Paired together, the 1.3-liter 4-cylinder engine and the electric assist motor generate a combined 98 horsepower and 123 lb.-ft. of torque. If that doesn’t sound like much, consider that the car weighs more than 2,700 pounds. That’s a terrible power-to-weight ratio, even if the torque is made way down low where it is most useful.
If the driver shuts the Insight’s Econ Mode off, and shifts the continuously variable transmission into Sport mode, the Insight feels a little bit snappier, but this car is still slow.
Just to make sure I stayed out of everyone’s way, I ended up stomping on the accelerator pedal on a regular basis. That didn’t help in terms of fuel economy. The EPA says I should have gotten 42 miles per gallon in combined driving. Instead, I averaged 38.4 mpg during a week of driving.
2013 Honda Insight Hybrid Road Test and Review: Driving Impressions
The Insight is built for daily commuting and errand-running, and should be purchased by people who are willing to sacrifice driving dynamics and ride comfort in the pursuit of fuel efficiency.
But even that person shouldn’t drive an Insight on a long trip. The way the Insight’s engine performs, the level of road noise inside, and the way the steering and suspension are tuned make 70 mph a just-right speed on the highway. The car goes faster than that, but doing so mainly serves to increase the driver’s blood pressure.
Like the original Insight, the modern version makes the most sense when used as a city car.

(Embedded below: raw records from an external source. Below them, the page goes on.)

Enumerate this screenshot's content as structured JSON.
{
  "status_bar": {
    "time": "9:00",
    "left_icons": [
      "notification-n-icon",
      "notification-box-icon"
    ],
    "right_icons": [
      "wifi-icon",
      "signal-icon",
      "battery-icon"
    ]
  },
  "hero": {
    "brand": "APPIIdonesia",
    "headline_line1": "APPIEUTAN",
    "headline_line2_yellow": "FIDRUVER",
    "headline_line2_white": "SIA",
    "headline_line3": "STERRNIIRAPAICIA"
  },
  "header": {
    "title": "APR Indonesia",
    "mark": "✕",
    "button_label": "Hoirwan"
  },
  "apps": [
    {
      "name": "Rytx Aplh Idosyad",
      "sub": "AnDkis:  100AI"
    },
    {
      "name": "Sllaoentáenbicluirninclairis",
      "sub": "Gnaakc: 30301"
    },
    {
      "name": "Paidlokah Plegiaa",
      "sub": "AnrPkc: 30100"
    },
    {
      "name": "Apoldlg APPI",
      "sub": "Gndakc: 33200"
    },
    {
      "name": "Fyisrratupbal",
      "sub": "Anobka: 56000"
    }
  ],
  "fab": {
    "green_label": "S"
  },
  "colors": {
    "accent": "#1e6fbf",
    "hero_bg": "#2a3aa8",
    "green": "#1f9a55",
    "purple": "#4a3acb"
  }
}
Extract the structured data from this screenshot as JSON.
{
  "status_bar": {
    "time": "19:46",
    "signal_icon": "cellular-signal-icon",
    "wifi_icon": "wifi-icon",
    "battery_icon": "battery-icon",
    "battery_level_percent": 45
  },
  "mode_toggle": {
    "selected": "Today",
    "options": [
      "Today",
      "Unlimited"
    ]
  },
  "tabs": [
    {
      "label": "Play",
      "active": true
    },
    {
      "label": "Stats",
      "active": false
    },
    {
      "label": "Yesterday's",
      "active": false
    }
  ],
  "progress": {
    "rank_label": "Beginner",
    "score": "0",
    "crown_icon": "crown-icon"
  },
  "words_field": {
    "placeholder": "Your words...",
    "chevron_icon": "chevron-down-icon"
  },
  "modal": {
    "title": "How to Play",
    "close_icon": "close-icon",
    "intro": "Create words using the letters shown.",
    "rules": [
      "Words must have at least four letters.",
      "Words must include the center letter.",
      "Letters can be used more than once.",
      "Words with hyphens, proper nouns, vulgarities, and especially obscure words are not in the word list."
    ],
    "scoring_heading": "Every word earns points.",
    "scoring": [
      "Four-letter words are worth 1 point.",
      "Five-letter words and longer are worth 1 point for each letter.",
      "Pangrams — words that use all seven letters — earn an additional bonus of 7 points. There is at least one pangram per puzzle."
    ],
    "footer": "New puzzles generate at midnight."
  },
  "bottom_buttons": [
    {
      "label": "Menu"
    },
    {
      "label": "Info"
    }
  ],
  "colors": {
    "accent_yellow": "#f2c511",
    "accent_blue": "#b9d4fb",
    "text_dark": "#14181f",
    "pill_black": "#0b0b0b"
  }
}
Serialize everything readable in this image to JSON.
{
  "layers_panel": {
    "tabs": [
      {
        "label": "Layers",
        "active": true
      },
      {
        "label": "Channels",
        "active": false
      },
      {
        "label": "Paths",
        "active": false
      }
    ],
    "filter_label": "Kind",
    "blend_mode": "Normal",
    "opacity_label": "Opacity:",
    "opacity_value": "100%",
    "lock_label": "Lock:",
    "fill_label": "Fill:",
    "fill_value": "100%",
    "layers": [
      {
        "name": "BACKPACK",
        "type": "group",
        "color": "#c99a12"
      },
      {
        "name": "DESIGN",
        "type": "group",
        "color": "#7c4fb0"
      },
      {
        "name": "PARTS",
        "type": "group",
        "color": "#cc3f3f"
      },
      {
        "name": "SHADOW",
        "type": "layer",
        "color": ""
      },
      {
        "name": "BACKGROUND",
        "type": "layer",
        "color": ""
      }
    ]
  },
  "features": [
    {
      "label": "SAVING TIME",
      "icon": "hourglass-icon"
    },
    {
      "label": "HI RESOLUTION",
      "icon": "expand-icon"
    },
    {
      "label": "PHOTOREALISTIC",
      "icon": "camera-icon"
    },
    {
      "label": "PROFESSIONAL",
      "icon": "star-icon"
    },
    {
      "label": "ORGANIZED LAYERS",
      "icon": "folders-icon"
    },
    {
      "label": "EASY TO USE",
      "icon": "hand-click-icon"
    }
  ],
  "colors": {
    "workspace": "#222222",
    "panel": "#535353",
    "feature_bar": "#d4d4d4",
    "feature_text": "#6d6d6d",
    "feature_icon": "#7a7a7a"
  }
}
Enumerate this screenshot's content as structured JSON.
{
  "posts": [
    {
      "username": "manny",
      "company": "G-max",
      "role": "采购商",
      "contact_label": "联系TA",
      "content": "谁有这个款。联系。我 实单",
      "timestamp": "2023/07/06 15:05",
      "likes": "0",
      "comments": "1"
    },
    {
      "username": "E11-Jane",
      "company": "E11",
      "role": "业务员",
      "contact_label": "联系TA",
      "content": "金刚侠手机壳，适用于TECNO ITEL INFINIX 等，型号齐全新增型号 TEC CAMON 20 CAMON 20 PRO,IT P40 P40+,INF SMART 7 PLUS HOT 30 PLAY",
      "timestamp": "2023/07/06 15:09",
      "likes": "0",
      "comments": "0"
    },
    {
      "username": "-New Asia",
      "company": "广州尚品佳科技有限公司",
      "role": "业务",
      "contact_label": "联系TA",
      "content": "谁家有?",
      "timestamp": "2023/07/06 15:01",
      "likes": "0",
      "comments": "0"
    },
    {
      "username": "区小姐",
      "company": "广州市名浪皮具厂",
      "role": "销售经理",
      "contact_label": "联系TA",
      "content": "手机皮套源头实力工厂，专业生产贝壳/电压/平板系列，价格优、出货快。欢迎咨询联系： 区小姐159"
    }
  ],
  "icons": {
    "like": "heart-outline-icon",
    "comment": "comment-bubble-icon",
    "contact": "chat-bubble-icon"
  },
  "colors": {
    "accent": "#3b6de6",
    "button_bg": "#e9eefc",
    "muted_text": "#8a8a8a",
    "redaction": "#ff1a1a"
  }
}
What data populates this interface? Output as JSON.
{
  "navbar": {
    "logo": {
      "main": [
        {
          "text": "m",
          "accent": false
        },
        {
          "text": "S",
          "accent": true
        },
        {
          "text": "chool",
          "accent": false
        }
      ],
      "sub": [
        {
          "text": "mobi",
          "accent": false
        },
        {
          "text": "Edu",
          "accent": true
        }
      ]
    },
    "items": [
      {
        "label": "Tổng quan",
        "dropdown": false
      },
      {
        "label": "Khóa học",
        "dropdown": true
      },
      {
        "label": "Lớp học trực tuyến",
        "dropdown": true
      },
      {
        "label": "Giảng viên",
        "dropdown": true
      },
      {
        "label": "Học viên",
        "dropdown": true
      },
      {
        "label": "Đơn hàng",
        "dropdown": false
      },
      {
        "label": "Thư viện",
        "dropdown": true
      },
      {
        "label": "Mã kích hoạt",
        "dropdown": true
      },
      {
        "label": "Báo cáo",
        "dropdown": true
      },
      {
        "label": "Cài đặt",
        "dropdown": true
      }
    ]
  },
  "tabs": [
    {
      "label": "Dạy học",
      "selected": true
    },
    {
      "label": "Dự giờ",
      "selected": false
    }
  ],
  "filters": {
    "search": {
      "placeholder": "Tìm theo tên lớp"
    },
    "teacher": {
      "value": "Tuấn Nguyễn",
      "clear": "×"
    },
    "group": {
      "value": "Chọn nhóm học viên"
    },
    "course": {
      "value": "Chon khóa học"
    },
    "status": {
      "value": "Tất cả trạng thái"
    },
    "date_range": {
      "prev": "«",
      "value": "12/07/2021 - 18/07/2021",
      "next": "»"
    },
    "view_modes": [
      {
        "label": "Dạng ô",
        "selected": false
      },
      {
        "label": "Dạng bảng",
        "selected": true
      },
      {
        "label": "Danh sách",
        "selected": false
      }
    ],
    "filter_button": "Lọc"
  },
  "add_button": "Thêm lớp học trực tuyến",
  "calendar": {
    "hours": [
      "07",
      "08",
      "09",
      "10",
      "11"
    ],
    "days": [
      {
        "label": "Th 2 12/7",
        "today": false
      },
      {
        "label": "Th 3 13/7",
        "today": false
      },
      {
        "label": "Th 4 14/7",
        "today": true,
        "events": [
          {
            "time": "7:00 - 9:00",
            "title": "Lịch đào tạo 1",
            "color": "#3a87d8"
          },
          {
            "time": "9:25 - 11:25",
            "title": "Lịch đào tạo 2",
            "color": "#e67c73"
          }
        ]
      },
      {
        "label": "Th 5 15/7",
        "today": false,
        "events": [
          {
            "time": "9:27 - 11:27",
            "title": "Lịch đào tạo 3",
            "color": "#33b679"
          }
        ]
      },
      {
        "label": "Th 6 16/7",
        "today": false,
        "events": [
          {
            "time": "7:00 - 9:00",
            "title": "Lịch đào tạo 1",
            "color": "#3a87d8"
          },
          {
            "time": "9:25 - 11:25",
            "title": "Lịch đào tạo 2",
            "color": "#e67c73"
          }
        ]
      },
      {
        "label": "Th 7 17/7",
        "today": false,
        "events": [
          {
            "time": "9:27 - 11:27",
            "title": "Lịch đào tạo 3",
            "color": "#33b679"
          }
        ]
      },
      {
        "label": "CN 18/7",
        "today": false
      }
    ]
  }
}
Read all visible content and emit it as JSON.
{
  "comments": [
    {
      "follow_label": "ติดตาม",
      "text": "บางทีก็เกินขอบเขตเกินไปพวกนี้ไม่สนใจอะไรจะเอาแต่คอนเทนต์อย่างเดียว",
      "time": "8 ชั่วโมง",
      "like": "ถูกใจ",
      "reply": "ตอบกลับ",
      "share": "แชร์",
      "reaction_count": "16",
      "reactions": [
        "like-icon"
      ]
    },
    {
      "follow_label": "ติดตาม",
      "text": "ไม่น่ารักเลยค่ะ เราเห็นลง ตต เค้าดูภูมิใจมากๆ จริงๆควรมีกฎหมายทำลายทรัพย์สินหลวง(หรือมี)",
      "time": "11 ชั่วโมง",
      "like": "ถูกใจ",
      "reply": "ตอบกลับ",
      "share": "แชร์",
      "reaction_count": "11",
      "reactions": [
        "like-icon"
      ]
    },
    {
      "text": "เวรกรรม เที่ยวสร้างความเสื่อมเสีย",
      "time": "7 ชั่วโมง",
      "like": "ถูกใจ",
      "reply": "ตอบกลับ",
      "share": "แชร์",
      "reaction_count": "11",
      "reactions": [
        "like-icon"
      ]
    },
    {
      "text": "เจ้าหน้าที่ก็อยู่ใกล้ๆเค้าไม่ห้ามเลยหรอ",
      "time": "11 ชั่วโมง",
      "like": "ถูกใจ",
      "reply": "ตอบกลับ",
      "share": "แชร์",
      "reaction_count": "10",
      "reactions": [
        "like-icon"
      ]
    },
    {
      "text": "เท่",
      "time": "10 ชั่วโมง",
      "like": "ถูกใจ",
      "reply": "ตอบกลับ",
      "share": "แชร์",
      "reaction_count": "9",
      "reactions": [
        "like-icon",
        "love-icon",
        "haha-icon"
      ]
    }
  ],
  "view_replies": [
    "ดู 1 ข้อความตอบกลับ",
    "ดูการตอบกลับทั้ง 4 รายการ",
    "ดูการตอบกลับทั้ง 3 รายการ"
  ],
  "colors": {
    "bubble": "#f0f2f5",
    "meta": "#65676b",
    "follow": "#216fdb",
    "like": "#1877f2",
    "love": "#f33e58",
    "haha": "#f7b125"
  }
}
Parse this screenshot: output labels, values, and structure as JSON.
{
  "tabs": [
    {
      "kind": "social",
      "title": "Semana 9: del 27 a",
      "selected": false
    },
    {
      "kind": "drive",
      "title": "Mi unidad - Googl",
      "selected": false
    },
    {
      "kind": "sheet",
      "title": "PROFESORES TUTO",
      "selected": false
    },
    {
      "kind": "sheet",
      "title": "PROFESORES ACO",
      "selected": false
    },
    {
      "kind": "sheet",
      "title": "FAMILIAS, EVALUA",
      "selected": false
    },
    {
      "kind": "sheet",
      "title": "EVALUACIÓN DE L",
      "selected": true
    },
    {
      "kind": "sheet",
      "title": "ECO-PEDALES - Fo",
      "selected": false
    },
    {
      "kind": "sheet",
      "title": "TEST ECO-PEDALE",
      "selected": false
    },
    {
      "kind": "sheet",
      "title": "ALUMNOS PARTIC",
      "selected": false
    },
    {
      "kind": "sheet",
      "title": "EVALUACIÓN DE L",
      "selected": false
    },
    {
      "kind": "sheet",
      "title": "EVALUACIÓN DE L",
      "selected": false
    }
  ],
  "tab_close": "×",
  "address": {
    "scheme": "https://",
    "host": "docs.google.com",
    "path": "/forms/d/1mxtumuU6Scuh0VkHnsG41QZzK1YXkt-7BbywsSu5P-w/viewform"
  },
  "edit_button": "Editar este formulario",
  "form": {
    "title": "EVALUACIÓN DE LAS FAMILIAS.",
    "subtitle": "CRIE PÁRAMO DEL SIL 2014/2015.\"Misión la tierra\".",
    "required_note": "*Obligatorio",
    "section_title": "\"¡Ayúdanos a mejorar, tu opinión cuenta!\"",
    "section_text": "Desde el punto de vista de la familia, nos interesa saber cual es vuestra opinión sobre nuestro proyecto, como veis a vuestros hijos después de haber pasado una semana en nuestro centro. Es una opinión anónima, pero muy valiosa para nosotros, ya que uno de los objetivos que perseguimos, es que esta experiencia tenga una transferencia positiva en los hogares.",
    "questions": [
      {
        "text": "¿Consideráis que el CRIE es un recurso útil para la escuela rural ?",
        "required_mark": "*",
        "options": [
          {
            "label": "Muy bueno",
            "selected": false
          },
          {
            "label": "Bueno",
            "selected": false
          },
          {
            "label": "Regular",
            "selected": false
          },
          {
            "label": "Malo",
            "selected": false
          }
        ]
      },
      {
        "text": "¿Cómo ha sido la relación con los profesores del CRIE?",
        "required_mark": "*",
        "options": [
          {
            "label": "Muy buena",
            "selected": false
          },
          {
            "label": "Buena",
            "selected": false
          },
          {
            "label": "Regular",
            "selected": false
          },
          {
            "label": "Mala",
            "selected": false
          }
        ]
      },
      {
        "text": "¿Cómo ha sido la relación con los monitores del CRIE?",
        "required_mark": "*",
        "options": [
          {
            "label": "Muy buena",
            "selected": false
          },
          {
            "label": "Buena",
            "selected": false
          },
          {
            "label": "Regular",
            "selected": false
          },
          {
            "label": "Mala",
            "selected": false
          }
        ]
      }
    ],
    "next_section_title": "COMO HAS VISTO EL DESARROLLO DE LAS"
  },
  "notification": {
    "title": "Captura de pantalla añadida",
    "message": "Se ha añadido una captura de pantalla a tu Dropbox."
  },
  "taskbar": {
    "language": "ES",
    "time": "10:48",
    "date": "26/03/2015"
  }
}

It is small, easy to park, and equipped with automatic stop/start technology to help conserve fuel. Do try, however, to avoid large bumps and potholes, as the shock is transferred directly to the Insight’s interior.
Otherwise, the suspension is adept at communicating road textures, and when driven in urban and suburban environments the limited grip provided by the narrow low rolling-resistance tires is a non-issue. Though the regenerative brakes are grabby and sometimes inconsistent in terms of application, traits common to the breed, they’re easy to use.
I did take the Insight on a twisty mountain road, where it proved more talented at descending a hill than climbing one. As you might expect, this is not the Insight’s natural habitat.
2013 Honda Insight Hybrid Road Test and Review: Final Thoughts
A car with the name Insight ought to be a rolling example of the latest and greatest technology available, and when the original Insight first went on sale in 1999, that was true. Today’s Insight is affordable, and it’s packed with proven components, but I just can’t help but feel that maybe this car’s name should actually be the Honda Hindsight.
2013 Honda Insight Hybrid Road Test and Review: Pros and Cons
- Low price
- Comfortable seats
- Sizable cargo area
- Nearly 38.5 mpg without trying
- “Top Safety Pick” crash-test rating
- Mild rather than full hybrid
- Slooooooooow acceleration
- Raises pulse over 70 mph
- Aging navigation system
- Missed fuel economy target by 3.5 mpg
Honda supplied the vehicle for this review
2013 Honda Insight EX photos by Christian Wardlaw
You may also be interested in...
2013 Honda Insight EX Hybrid Video Review
2013 Chevrolet Malibu Eco: Video Road Test and Review
2013 Chevrolet Malibu Eco First Drive Review
2013 Hyundai Genesis Coupe: Video Road Test and Review
Mazda Sues Ford Over Boss 302 Laguna Seca Naming
2013 Subaru BRZ Brings Fuel Efficiency to Sport Coupe Class